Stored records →
========

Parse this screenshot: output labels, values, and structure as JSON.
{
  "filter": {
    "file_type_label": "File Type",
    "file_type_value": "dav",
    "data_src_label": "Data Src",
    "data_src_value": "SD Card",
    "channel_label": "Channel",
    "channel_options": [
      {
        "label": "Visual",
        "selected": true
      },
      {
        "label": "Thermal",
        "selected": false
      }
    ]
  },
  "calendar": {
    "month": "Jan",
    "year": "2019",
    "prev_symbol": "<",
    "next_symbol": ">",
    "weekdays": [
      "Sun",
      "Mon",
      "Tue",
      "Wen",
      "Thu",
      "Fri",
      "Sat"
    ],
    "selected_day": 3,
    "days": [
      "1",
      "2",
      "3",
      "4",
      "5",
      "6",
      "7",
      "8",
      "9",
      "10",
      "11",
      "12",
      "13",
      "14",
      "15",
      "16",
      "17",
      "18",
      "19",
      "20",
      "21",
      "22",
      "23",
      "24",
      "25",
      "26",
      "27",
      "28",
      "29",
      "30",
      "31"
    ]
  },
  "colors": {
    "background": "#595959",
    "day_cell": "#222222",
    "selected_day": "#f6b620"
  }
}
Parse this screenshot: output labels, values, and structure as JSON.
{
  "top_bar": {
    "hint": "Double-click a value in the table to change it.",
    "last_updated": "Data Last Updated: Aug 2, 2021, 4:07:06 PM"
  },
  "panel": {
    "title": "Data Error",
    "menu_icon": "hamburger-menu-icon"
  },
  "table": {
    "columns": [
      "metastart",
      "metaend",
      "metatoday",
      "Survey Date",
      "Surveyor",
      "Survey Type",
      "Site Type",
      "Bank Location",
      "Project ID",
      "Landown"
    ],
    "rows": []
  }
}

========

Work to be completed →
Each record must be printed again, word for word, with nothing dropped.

Output of the task →
Parse this screenshot: output labels, values, and structure as JSON.
{
  "filter": {
    "file_type_label": "File Type",
    "file_type_value": "dav",
    "data_src_label": "Data Src",
    "data_src_value": "SD Card",
    "channel_label": "Channel",
    "channel_options": [
      {
        "label": "Visual",
        "selected": true
      },
      {
        "label": "Thermal",
        "selected": false
      }
    ]
  },
  "calendar": {
    "month": "Jan",
    "year": "2019",
    "prev_symbol": "<",
    "next_symbol": ">",
    "weekdays": [
      "Sun",
      "Mon",
      "Tue",
      "Wen",
      "Thu",
      "Fri",
      "Sat"
    ],
    "selected_day": 3,
    "days": [
      "1",
      "2",
      "3",
      "4",
      "5",
      "6",
      "7",
      "8",
      "9",
      "10",
      "11",
      "12",
      "13",
      "14",
      "15",
      "16",
      "17",
      "18",
      "19",
      "20",
      "21",
      "22",
      "23",
      "24",
      "25",
      "26",
      "27",
      "28",
      "29",
      "30",
      "31"
    ]
  },
  "colors": {
    "background": "#595959",
    "day_cell": "#222222",
    "selected_day": "#f6b620"
  }
}
Parse this screenshot: output labels, values, and structure as JSON.
{
  "top_bar": {
    "hint": "Double-click a value in the table to change it.",
    "last_updated": "Data Last Updated: Aug 2, 2021, 4:07:06 PM"
  },
  "panel": {
    "title": "Data Error",
    "menu_icon": "hamburger-menu-icon"
  },
  "table": {
    "columns": [
      "metastart",
      "metaend",
      "metatoday",
      "Survey Date",
      "Surveyor",
      "Survey Type",
      "Site Type",
      "Bank Location",
      "Project ID",
      "Landown"
    ],
    "rows": []
  }
}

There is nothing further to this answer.